### WORK ORDER
Keep only the lines that hold the string "JSON", filtering out the rest of the entries below.

(THE DATA)

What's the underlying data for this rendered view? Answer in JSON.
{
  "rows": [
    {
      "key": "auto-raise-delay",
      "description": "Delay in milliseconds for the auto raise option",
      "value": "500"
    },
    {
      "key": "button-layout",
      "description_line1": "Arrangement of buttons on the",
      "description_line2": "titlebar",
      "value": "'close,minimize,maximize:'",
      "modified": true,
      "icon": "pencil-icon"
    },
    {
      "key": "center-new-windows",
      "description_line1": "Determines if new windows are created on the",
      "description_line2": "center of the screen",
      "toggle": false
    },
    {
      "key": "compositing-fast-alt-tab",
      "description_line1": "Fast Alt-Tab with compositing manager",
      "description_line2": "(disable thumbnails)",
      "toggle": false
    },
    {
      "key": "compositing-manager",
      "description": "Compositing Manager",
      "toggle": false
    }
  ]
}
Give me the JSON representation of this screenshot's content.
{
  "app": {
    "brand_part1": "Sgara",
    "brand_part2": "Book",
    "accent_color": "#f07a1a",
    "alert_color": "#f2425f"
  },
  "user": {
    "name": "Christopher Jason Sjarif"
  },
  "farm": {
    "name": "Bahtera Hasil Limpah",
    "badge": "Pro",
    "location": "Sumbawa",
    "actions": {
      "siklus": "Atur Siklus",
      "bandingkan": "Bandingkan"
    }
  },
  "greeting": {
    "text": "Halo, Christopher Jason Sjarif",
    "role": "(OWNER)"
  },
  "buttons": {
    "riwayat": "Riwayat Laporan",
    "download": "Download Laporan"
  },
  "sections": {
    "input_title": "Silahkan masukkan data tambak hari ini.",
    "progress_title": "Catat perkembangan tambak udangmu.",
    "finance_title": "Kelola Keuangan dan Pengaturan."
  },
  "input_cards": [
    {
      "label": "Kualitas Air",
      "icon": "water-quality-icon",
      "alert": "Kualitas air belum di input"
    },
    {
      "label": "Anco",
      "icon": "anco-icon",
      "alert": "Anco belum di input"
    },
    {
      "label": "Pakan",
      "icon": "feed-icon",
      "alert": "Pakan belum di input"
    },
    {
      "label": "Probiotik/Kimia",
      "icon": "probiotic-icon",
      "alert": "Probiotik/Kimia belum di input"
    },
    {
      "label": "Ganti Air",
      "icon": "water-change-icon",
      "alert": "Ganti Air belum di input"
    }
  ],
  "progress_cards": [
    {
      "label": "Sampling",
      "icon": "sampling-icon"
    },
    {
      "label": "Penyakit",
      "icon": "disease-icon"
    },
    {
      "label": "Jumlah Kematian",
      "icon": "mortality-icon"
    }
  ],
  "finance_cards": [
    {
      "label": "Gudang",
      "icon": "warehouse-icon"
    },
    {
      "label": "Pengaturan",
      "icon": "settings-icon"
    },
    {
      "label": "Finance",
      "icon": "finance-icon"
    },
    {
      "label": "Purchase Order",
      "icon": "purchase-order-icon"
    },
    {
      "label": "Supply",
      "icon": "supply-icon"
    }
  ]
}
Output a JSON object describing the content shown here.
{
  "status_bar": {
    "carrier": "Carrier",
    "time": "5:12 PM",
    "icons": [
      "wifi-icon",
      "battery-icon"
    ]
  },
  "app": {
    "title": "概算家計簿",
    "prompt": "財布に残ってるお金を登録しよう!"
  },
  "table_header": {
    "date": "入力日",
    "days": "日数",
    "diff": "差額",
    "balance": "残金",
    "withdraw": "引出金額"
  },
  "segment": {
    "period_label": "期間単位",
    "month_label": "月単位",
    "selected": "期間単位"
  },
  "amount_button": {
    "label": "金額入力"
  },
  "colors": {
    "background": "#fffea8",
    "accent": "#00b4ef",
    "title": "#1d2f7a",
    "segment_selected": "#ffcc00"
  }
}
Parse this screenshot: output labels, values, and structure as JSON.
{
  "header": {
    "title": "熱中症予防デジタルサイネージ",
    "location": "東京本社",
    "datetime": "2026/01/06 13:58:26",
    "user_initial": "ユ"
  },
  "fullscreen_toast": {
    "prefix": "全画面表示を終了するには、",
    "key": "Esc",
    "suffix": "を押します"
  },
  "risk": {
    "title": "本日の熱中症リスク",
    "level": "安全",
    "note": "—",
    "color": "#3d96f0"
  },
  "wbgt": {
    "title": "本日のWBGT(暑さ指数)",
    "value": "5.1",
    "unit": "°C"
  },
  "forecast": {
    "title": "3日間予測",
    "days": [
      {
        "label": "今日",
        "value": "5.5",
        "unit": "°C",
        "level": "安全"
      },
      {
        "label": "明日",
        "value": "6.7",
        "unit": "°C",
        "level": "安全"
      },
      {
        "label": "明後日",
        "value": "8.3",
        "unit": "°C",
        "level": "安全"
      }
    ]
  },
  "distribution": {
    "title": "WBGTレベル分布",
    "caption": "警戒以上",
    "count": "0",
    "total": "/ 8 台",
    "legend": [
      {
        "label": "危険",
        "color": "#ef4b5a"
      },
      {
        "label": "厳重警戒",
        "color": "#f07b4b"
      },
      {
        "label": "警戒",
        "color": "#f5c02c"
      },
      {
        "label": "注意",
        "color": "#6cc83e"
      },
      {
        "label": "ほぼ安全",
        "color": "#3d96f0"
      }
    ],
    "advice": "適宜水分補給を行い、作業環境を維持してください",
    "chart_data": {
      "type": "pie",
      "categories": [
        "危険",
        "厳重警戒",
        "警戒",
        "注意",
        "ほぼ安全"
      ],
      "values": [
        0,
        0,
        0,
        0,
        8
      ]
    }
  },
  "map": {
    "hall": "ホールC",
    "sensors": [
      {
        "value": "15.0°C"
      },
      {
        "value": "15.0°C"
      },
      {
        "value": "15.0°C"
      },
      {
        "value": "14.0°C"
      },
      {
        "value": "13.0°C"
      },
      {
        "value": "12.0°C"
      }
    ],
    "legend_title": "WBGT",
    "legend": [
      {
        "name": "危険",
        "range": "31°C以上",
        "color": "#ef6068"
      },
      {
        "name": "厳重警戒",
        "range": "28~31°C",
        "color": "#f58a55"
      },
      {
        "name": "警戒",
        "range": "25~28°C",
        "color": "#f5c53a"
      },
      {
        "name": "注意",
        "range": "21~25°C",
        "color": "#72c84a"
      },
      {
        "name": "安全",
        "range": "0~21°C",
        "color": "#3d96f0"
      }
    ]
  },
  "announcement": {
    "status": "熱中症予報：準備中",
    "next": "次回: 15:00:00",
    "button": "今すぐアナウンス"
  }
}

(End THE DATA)

### SOLUTION FOR THIS PROBLEM
What's the underlying data for this rendered view? Answer in JSON.
Give me the JSON representation of this screenshot's content.
Output a JSON object describing the content shown here.
Parse this screenshot: output labels, values, and structure as JSON.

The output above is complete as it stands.